“That means, five voted and gave consideration to the fact that, as a foundling, Senator Poe is natural-born Filipino,” she added.
David called the SET decision a “moral victory” and planned to go to the Supreme Court to question it. “It’s a pity that our senators failed to rise above their political nature.”
David has charged Poe with “material misrepresentation” in the 2013 senatorial race, while four other petitions in the Comelec want to disqualify her from the presidential race and have her certificate of candidacy canceled.
In the SET case, David’s camp is contending that Poe, then a baby, found in 1968 at a church in Jaro, Iloilo province, is stateless and is, thus, unqualified to hold public office.
Poe, an adopted daughter of the late actor and presidential candidate Fernando Poe Jr., had acquired American citizenship in October 2001, 10 years after marrying Filipino-American Neil Llamanzares.
She reacquired her Philippine citizenship in 2006, and in 2010 she renounced her US citizenship upon her appointment as chair of the Movie and Television Review and Classification Board.
David’s lawyer Manuelito Luna said the petitioner would file a motion for reconsideration. He has 10 days to do so, or the ruling will become final, Legarda said.
Commenting on the ruling, Luna expressed confidence that the Supreme Court would eventually overturn the ruling once elevated on appeal.
“We’ll have to peruse the decision first, but in the event it’s a political decision and the senators disregarded the Constitution, then on the strength of the ruling in the Lerias case, the Supreme Court will set aside the decision,” Luna said.
In ruling on a 1991 case filed by petitioner Rosette Lerias against the House of Representatives Electoral Tribunal and her rival for the Southern Leyte congressional seat at the time, Roger Mercado, the high court warned politicians against making political decisions in ruling on electoral protests, saying “they must resolve election controversies with judicial, not political, integrity.”

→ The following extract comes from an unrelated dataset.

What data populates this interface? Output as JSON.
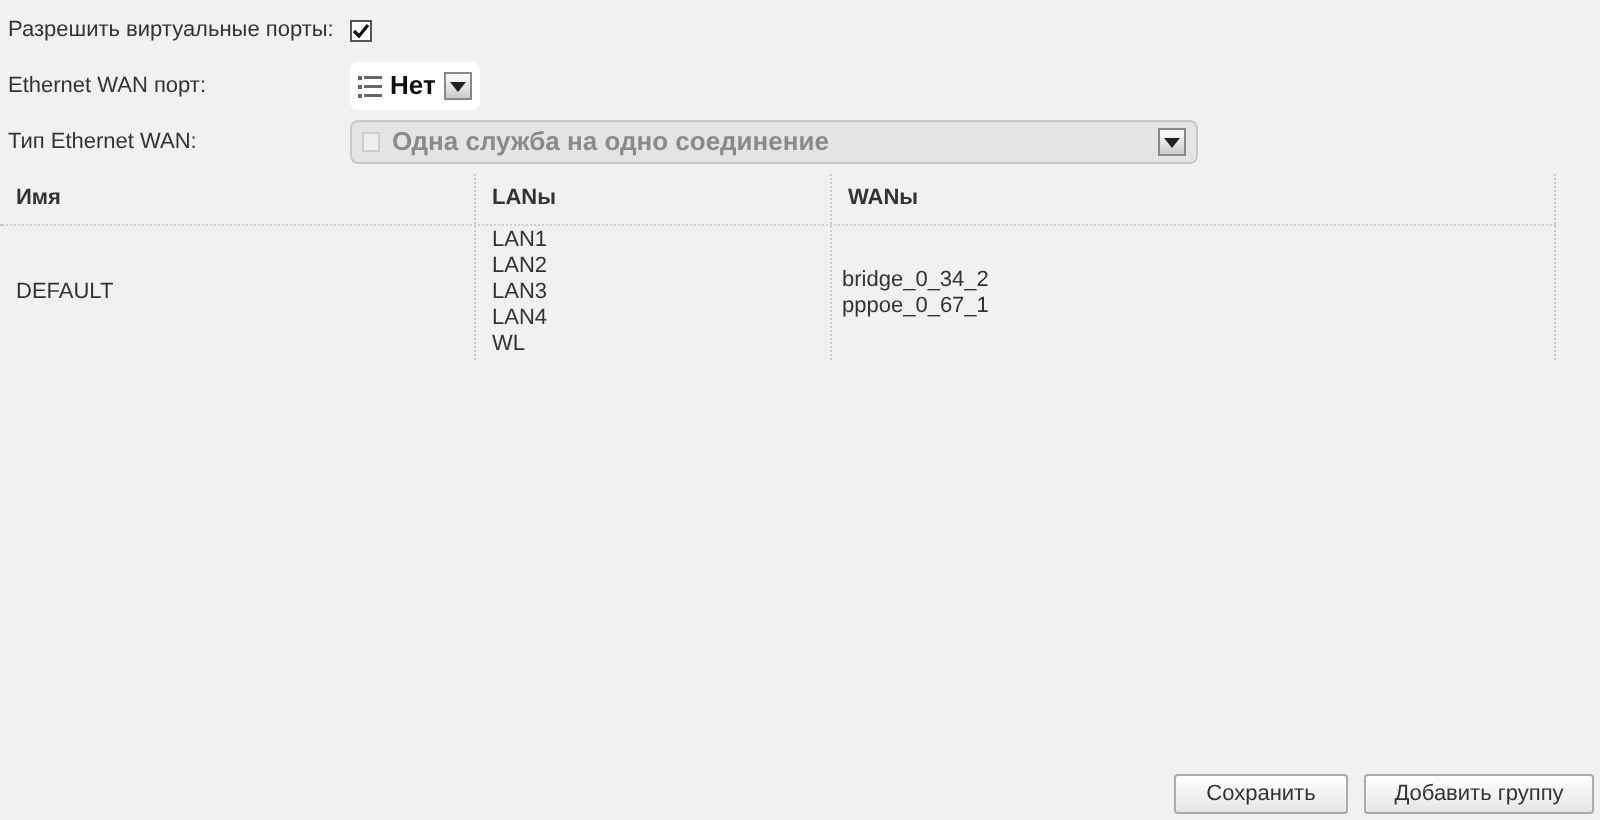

If the petitioner files an appeal, SET must rule on the case and release a decision with finality before Dec. 10, the deadline for the printing of ballots for the 2016 elections.
“I think this will have both legal and political implications. And more important, the most important I think, this will have a great implication on foundlings. This issue goes beyond Grace Poe,” Legarda said.
“This is important for adopted children who do not know where they came from,” she said.
Sotto, who is running under Poe’s slate and also a guest candidate at Binay’s United Nationalist Alliance party, echoed this and said via text messages: “All the foundlings and children in the orphanages triumphed!”
Media were barred from covering the SET proceedings, which took roughly two hours.
Cayetano said in a statement, “The case is still pending with us given that the petitioner has a right to file a motion for reconsideration.”
Cayetano and Legarda are expected to release separate opinions explaining their vote.
Legarda said the atmosphere was “very calm, short and friendly” during the voting, and that the members came in with their minds already made up.
“There were two decisions that were ready: One saying [Poe] is natural born, the other is just in case whatever happens. The two drafts either granted or dismissed the petition,” she said.
“The chair said raise your hands, who votes to grant the petition, who votes to dismiss it. Then they routed the majority ruling, which we then signed,” she said. “There was no debate unlike in the Senate. The lunch was longer than the discussion. In short, there was no need for a debate.”
“I decided to vote with the justices of the Supreme Court based on the Constitution and evidence presented,” Senator Binay said in a statement.
She said the SET case was not about her father and his presidential aspiration but about the “Constitution which each and every Filipino must uphold.”
Rico Quicho, a Binay spokesperson, said in a statement, “The Vice President enjoins everyone to respect the decision.” With reports from Tina G. Santos, Marlon Ramos and Christine O. Avendaño